*Task details*:
Each entry is to be retyped exactly as it stands.

Stored items:
************

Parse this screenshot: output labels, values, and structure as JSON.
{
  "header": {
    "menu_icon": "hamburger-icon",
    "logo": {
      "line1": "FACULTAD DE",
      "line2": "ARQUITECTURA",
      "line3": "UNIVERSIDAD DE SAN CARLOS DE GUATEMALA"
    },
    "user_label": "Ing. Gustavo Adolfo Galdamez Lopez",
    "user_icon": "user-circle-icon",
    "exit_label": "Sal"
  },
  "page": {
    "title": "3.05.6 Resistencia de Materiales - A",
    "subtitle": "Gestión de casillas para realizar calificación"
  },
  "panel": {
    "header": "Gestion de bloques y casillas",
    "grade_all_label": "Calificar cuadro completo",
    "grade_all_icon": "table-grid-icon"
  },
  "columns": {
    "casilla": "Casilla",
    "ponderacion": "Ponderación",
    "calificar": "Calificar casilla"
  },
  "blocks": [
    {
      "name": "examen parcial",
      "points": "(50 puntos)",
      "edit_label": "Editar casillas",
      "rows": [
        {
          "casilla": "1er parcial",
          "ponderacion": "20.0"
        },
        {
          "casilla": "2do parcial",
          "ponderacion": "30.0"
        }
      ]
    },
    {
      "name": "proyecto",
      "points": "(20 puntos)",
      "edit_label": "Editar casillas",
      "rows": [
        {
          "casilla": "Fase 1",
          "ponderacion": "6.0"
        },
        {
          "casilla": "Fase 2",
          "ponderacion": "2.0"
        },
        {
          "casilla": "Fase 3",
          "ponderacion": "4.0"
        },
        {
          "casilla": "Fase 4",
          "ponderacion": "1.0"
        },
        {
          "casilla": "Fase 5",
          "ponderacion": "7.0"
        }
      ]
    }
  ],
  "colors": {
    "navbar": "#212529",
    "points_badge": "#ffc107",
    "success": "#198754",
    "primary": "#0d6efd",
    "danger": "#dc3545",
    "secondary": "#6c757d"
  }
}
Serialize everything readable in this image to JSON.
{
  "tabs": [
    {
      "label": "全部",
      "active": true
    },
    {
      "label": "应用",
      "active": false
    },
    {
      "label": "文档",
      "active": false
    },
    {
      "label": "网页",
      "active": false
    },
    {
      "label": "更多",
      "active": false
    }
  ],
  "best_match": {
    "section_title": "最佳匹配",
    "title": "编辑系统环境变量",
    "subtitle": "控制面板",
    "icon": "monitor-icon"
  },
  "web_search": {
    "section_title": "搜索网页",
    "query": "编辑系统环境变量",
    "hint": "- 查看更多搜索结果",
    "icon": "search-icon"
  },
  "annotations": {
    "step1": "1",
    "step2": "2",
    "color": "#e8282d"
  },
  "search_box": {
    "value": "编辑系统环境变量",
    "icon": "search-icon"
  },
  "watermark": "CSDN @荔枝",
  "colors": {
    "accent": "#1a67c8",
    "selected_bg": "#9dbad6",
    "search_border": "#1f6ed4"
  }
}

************

*Written response*:
Parse this screenshot: output labels, values, and structure as JSON.
{
  "header": {
    "menu_icon": "hamburger-icon",
    "logo": {
      "line1": "FACULTAD DE",
      "line2": "ARQUITECTURA",
      "line3": "UNIVERSIDAD DE SAN CARLOS DE GUATEMALA"
    },
    "user_label": "Ing. Gustavo Adolfo Galdamez Lopez",
    "user_icon": "user-circle-icon",
    "exit_label": "Sal"
  },
  "page": {
    "title": "3.05.6 Resistencia de Materiales - A",
    "subtitle": "Gestión de casillas para realizar calificación"
  },
  "panel": {
    "header": "Gestion de bloques y casillas",
    "grade_all_label": "Calificar cuadro completo",
    "grade_all_icon": "table-grid-icon"
  },
  "columns": {
    "casilla": "Casilla",
    "ponderacion": "Ponderación",
    "calificar": "Calificar casilla"
  },
  "blocks": [
    {
      "name": "examen parcial",
      "points": "(50 puntos)",
      "edit_label": "Editar casillas",
      "rows": [
        {
          "casilla": "1er parcial",
          "ponderacion": "20.0"
        },
        {
          "casilla": "2do parcial",
          "ponderacion": "30.0"
        }
      ]
    },
    {
      "name": "proyecto",
      "points": "(20 puntos)",
      "edit_label": "Editar casillas",
      "rows": [
        {
          "casilla": "Fase 1",
          "ponderacion": "6.0"
        },
        {
          "casilla": "Fase 2",
          "ponderacion": "2.0"
        },
        {
          "casilla": "Fase 3",
          "ponderacion": "4.0"
        },
        {
          "casilla": "Fase 4",
          "ponderacion": "1.0"
        },
        {
          "casilla": "Fase 5",
          "ponderacion": "7.0"
        }
      ]
    }
  ],
  "colors": {
    "navbar": "#212529",
    "points_badge": "#ffc107",
    "success": "#198754",
    "primary": "#0d6efd",
    "danger": "#dc3545",
    "secondary": "#6c757d"
  }
}
Serialize everything readable in this image to JSON.
{
  "tabs": [
    {
      "label": "全部",
      "active": true
    },
    {
      "label": "应用",
      "active": false
    },
    {
      "label": "文档",
      "active": false
    },
    {
      "label": "网页",
      "active": false
    },
    {
      "label": "更多",
      "active": false
    }
  ],
  "best_match": {
    "section_title": "最佳匹配",
    "title": "编辑系统环境变量",
    "subtitle": "控制面板",
    "icon": "monitor-icon"
  },
  "web_search": {
    "section_title": "搜索网页",
    "query": "编辑系统环境变量",
    "hint": "- 查看更多搜索结果",
    "icon": "search-icon"
  },
  "annotations": {
    "step1": "1",
    "step2": "2",
    "color": "#e8282d"
  },
  "search_box": {
    "value": "编辑系统环境变量",
    "icon": "search-icon"
  },
  "watermark": "CSDN @荔枝",
  "colors": {
    "accent": "#1a67c8",
    "selected_bg": "#9dbad6",
    "search_border": "#1f6ed4"
  }
}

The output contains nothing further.